4 minute read

We’ve all seen pictures like the one above: The massive towers of a power station stand out ominously against the skyline, as thick plumes of CO2 pour into the atmosphere. One might even say that this kind of imagery has achieved an iconic status in framing the climate change debate. Except, of course, that those are just cooling towers. And that “smoke” billowing out at the top isn’t CO2, which is invisible after all. (You don’t see anything when you breathe out, do you?) No, what we’re actually seeing here is water vapour. 1

However, what if images like this are still illustrative of another problem related to energy production and the environment? Namely, the power industry’s critical reliance on water for cooling purposes.

Not everyone is aware of this, but power stations are incredibly thirsty beasts. That’s because they are basically giant kettles that convert heat energy into electricity by using steam to drive turbines. The steam must then be cooled and condensed back into a liquid state, so that it can be recycled and begin the process all over again. The best way to achieve this cooling process is via a basic heat exchange where the steam is left to pass over (cold) water taken from a nearby river or lake. That’s what we see happening in the “Condenser” at the bottom right-hand corner of the below figure. (Source.)

As I said, all of this requires a lot of water. A statistic that always drives the message home for me is that the thermal power industry — gas, coal and nuclear — accounts for a full forty percent of all freshwater withdrawals in the U.S. 2 Remarkably, that figure places it alongside the notoriously thirsty agricultural sector.

Periods of water scarcity consequently have important implications for the supply of electricity. Matters are further complicated by the strict regulation that exists on the discharge of used cooling water back into the environment. This used water will have absorbed most of the excess heat from the steam during the cooling process — which is the point after all — and will therefore be much hotter than the river or lake from whence it was taken. Unfortunately, this brings its own set of problems, as unusually warm water temperatures can be deadly to fish and aquatic plants. River fish and plants species are particularly sensitive to water temperatures above the mid-20 degree Celsius mark, which is why environmental authorities in most developed countries have placed restrictions on the so-called “thermal pollution” that comes from cooling water discharge.

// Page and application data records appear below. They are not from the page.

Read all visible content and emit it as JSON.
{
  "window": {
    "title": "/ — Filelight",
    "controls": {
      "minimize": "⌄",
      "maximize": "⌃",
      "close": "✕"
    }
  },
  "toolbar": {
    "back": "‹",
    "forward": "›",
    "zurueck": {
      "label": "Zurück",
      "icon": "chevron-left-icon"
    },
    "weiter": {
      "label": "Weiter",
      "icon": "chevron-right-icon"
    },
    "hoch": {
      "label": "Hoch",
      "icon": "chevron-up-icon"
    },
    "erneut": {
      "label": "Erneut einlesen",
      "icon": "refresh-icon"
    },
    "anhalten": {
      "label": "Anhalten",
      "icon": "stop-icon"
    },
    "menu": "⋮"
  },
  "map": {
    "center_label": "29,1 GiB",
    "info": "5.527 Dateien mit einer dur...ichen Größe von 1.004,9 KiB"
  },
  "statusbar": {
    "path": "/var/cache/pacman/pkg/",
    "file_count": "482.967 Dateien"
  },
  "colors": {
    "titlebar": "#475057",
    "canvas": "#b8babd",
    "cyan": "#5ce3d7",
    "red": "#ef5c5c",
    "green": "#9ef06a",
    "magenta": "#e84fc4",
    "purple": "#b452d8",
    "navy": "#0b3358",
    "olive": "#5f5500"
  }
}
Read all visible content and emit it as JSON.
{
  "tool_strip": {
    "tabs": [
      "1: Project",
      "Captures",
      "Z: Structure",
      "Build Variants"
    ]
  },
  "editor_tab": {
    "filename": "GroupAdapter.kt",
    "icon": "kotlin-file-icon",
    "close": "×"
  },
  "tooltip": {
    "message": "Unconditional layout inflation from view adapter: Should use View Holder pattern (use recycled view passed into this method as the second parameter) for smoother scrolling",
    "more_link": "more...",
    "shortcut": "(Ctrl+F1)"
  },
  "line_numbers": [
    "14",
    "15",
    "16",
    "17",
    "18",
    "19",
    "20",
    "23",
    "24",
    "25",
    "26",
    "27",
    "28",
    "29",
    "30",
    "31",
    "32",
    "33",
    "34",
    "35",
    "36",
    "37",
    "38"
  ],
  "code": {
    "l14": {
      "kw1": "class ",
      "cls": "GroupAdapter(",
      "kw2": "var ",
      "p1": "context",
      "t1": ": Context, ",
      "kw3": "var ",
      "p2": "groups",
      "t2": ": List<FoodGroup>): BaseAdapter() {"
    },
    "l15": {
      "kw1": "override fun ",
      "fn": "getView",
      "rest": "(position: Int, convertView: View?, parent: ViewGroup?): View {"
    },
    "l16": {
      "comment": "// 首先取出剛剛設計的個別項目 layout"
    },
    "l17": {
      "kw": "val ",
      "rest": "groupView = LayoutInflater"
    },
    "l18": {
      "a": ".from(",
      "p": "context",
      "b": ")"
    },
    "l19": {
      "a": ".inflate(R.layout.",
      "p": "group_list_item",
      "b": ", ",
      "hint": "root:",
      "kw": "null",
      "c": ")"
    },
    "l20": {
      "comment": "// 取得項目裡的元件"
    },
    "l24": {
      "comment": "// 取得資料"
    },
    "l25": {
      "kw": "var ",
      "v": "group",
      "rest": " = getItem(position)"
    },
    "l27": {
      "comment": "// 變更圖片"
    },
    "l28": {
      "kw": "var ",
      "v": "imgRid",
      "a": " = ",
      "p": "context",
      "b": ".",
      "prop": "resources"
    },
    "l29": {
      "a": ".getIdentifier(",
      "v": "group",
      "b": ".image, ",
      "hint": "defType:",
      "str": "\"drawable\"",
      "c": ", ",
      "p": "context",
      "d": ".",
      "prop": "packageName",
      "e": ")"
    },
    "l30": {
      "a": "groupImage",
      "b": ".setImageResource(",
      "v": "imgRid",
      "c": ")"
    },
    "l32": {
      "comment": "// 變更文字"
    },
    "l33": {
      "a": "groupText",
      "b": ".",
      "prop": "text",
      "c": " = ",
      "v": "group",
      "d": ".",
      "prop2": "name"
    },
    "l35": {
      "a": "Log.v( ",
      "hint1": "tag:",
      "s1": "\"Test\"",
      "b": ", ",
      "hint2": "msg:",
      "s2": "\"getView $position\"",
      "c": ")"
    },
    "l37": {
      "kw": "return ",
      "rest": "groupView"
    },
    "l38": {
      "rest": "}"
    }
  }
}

Trying to pin down the effect that this all has on the cost of electricity is difficult for at at least two reasons. First, water is a badly undervalued and often unpriced natural resource. You don’t get much help by looking at what’s happening to water’s share in the production value chain, and so one has to concentrate on final (spot) prices. But this immediately leads you to a second problem, which is that final electricity prices are simultaneously determined by both demand and supply forces. For instance, the most acute periods of water scarcity invariably occur during heat waves. Electricity prices may be driven higher by reductions in supply, but they are also very likely driven up by increasing demand for air-conditioning. How do you separate out how much of the price increase is due to these changes in supply, as opposed to the increases in demand?

These are the issues that my coauthor, Øivind A. Nilsen, and I have investigated in a new paper that has just been accepted for publication in Land Economics. (Working paper version available here.) To the best of our knowledge, it is the first study that tries to establish an empirical effect of relative water scarcity — as measured by falling river levels — and river temperatures on electricity prices. The main challenge from an econometric perspective has been to disentangle the supply- and demand-side effects that I mention above, which we do through the use of instrumental variables. Our results indicate that electricity prices in Germany could be expected to rise by about one and a half percent if river levels fell by one percent, and by four percent for every percent that river temperatures rise above a regulatory threshold of 25°C. (We provide various arguments in the paper as to why Germany acts as a good “representative agent” for other countries in this case.)

There is a growing interest in this particular topic, as well as the important interactions between water and energy generally. Climate change, the issue that I started this post with, obviously brings added implications all of its own (e.g. here). While I believe our paper provides a good first insight into the electricity price effects of water scarcity, one limitation is that it probably doesn’t capture some of the more systematic dangers that are involved when entire regions are subject to drought and heat waves. Either way, expect to see water making the headlines in coming years for reasons related to power production.

PS – Coverage of our paper in the NHH Bulletin.

  1. Two points. (i) Water vapour is a powerful GHG in its own right, but it’s influence on current warming is largely a secondary effect due to rising CO2. See here. (ii) Don’t feel too bad if you made the mistake of thinking that CO2 is coming out of the cooling towers. Judging by the cover of the eminent energy economist, Dieter Helm’s new book, you’re in good company. To be fair, I’ve no doubt that he is fully aware of the difference but he should at least speak to his publicist… 

  2. To reiterate, this paper focuses pretty much exclusively on thermal-based power and ignores the more obvious water-intensive case of hydropower. (Apologies to my Norwegian colleagues.)